Middle-Aged Americans View Retirement as Old School
Middle-aged Americans increasingly view the concept of retirement as passé, according to a new report from Hearts & Wallets, a retirement and research firm.
More than half (55%) of Americans age 53 65 say they plan to continue working full-time as long as their health permits, up from 51% last year. And among full-time workers over 65, 46% plan to continue working full-time and 41% at least part-time, Laura Varas, a principal of Hearts & Wallets, said in telephone interview.
What were seeing in focus groups, she said, is that for many middle-aged Americans it doesnt feel smart to retire.
Middle-aged Americans also have higher levels of investor anxiety than other age groups, the study found. In mid-2012, 42% of investors age 45 54 reported having moderate to high anxiety with only 30% feeling secure. The anxiety stems from the shaky U.S. economy, the financial crisis in Europe and automated trading, which investors feel distort stock prices, according to Varas. Investors question whether stock prices reflect the fundamental value of the company, she said.
The report, which looked at Americans age 40 60, found that investors are unable to tell the difference between full-service brokerage firms such as Merrill Lynch from self-directed firms such as Scottrade, perceiving them as indistinguishable in terms of price, service and product quality. For example, they gave Fidelity and Vanguard high marks and identified Fidelity as the highest-service provider, even though the company is primarily a self-service firm.
In the study, Fidelity is perceived as having higher quality than Merrill Lynch, in part because of Fidelitys online services, Chris Brown, a principal of Hearts & Wallets, said in a statement. This would have been unthinkable five or 10 years ago.
The research indicated that middle-aged Americans want personal advisors as well as online tools. It found that middle-aged investors like to use online tools to conduct initial research and then review their research and investment strategies with advisors. Middle-aged investors are telling us they want both, they need both, they demand both, Varas said. The two, she said, go together like peanut butter and jelly.

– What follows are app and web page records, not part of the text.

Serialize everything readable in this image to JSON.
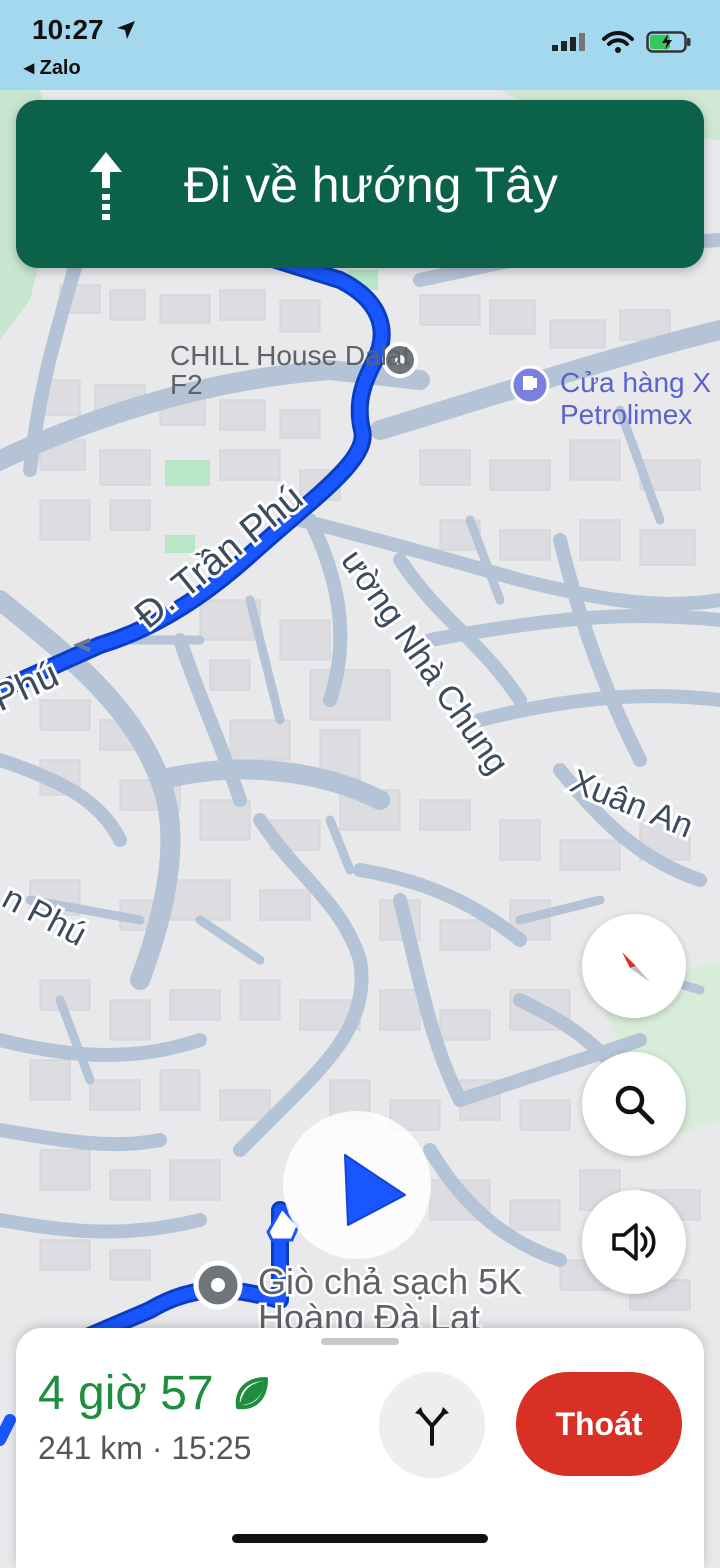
{
  "status_bar": {
    "time": "10:27",
    "back_app": "◂ Zalo"
  },
  "navigation": {
    "instruction": "Đi về hướng Tây"
  },
  "map": {
    "poi_chill_line1": "CHILL House Dalat",
    "poi_chill_line2": "F2",
    "poi_petrol_line1": "Cửa hàng X",
    "poi_petrol_line2": "Petrolimex",
    "street_tran_phu": "Đ. Trần Phú",
    "street_phu_left": "Phú",
    "street_phu_lower": "n Phú",
    "street_nha_chung": "ường Nhà Chung",
    "street_xuan_an": "Xuân An",
    "poi_gio_cha_line1": "Giò chả sạch 5K",
    "poi_gio_cha_line2": "Hoàng Đà Lạt"
  },
  "trip": {
    "duration": "4 giờ 57",
    "details": "241 km · 15:25",
    "exit_label": "Thoát"
  },
  "colors": {
    "route": "#1a56ff",
    "banner": "#0b6248",
    "eta": "#1e8e3e",
    "exit": "#d93025"
  },
  "icons": [
    "compass-icon",
    "search-icon",
    "volume-icon",
    "alt-routes-icon",
    "leaf-icon",
    "navigation-arrow-icon",
    "location-arrow-icon",
    "signal-icon",
    "wifi-icon",
    "battery-icon"
  ]
}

The report, which is based on nine focus groups held in Boston, Chicago and Los Angeles from Sept. 10 17, builds on the firms annual quantitative survey of more than 5,400 U.S. households.